Our Lord looks for another quality in His church. She is required to be "clear as the sun" (v.8) – or faithful in her testimony. The sun is a brilliant, radiant orb. It shines with a pure light. Likewise, the church of Christ should be decided in what she believes. She must have regard to her doctrine, what she preaches and teaches. She must hold fast the form of sound words (2 Tim. 1:13). She must also be decided as to her duty in world – she is not another agency for social work, but the agency for gospel work, for the gathering and perfecting of the saints (Eph. 4:11-13). This great task is hers alone.

As Presbyterians we should never be ashamed of our distinctive beliefs! The Reformation in Scotland has left us a precious legacy which we should hold on to tenaciously. In addition to truths held in common with other Reformed people we bear testimony to purity of worship, biblical church government, the establishment principle and the identification of the papacy as the Antichrist foretold in Scripture. These things we believe are from God!


Those who are called to be ministers of the gospel have a special responsibility before the Lord. It has been well said that if a thief wants to get into a house then the first thing he must do is to silence the watchdog. The devil would have men of God stay dumb regarding those truths which this generation needs to hear. This generation certainly needs to hear the gospel of grace but does it not also need to know how God is to be worshipped and His church governed? Do not our rulers need to be told of their duties toward Christ and His church and our people warned of the danger of the Man of Sin? Faithfulness to the Word of God is the need of the hour.


When holiness of character and faithfulness to truth mark the people of God then the church is "terrible as an army with banners" (v.8) she is awe-inspiring in her influence. This is the militant church! She must see this world as a battleground, not a playground. Her life and witness should promote the reverence and fear of God.

The true church is often unrecognised by the world. When men wish to wear the cloak of religion, as often as not they turn to impressive Rome and the papacy. To countless millions she is the Christian Church. In reality she is the "great whore that sitteth upon many waters," casting her spell over great men and common men alike, enticing them to commit spiritual fornication (Rev. 17:1,2).

In our own poor land, a man may also think of the other great, historic denominations. He is taken with their 'liberal,' 'tolerant' attitudes, equating the Christian church with these. Or perhaps he is captivated by the 'signs and wonders' of the charismatic movement. He has not listened to the Lord and what He says in Scripture about His own church. But have we also given the world an excuse by our lack of true consecration and zeal? Are we not sadly lacking in spiritual power ourselves?


As the church of Christ we must like any army unfurl our banners and hold them high. Then the troops will rally and have confidence in the face of the enemy. Do you know the banners of the Bible? What are they? The church's great banner is found in Exodus 17:15. There we learn how Moses on the hilltop held aloft the rod of God while below Joshua and the men of Israel overcame the Amalekites in battle. Moses then built an altar and called it "Jehovah-nissi" – the Lord my banner. God is everything to His people and they are not ashamed of the gospel of Christ. Underneath that chief banner there is the banner of salvation (Psa. 20:5), the banner of truth (Psa. 60:4) and the banner of love (Song of Sol. 2:4) – great themes which the church must proclaim to the glory of God and for the good of perishing souls. Oh, that the Lord would make us more militant for these things!

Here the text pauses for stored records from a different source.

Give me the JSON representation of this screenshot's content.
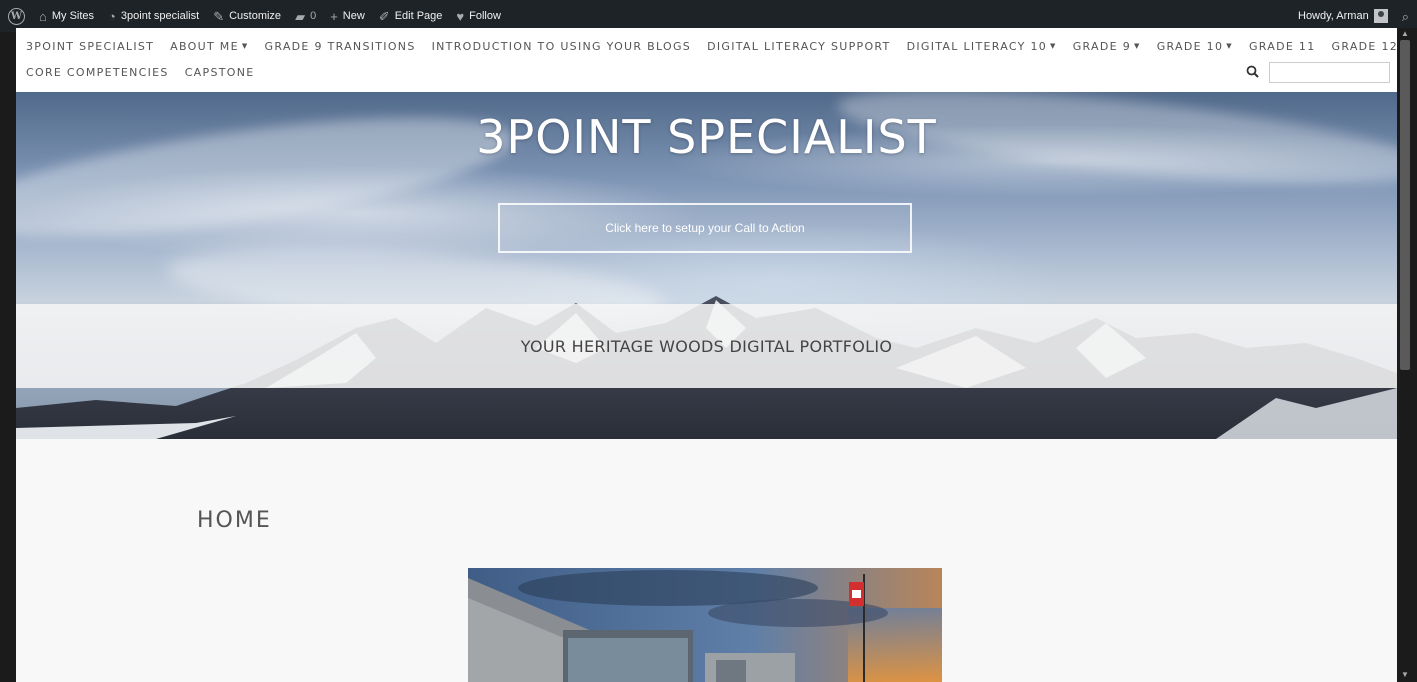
{
  "adminbar": {
    "my_sites": "My Sites",
    "site_name": "3point specialist",
    "customize": "Customize",
    "comments_count": "0",
    "new": "New",
    "edit_page": "Edit Page",
    "follow": "Follow",
    "howdy": "Howdy, Arman"
  },
  "nav": {
    "row1": [
      {
        "label": "3POINT SPECIALIST",
        "dropdown": false
      },
      {
        "label": "ABOUT ME",
        "dropdown": true
      },
      {
        "label": "GRADE 9 TRANSITIONS",
        "dropdown": false
      },
      {
        "label": "INTRODUCTION TO USING YOUR BLOGS",
        "dropdown": false
      },
      {
        "label": "DIGITAL LITERACY SUPPORT",
        "dropdown": false
      },
      {
        "label": "DIGITAL LITERACY 10",
        "dropdown": true
      },
      {
        "label": "GRADE 9",
        "dropdown": true
      },
      {
        "label": "GRADE 10",
        "dropdown": true
      },
      {
        "label": "GRADE 11",
        "dropdown": false
      },
      {
        "label": "GRADE 12",
        "dropdown": false
      }
    ],
    "row2": [
      {
        "label": "CORE COMPETENCIES",
        "dropdown": false
      },
      {
        "label": "CAPSTONE",
        "dropdown": false
      }
    ],
    "search_value": ""
  },
  "hero": {
    "title": "3POINT SPECIALIST",
    "cta": "Click here to setup your Call to Action",
    "tagline": "YOUR HERITAGE WOODS DIGITAL PORTFOLIO"
  },
  "content": {
    "page_title": "HOME"
  },
  "colors": {
    "adminbar_bg": "#1d2327",
    "page_bg": "#f8f8f8",
    "nav_text": "#555555"
  }
}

When the One who walks in the midst of the seven golden candlesticks observes the churches of today, what does He see? Does He find those qualities which are a delight to His heart? Only when the church is marked by holiness and faithfulness will she enjoy God's blessing and have any real impact upon the sinful world around her. Then and only then will she have real success. Sinners will be found saying, "We will go with you: for we have heard that God is with you" (Zech. 8:23). Oh, for such a day to dawn again! May the Lord hasten it.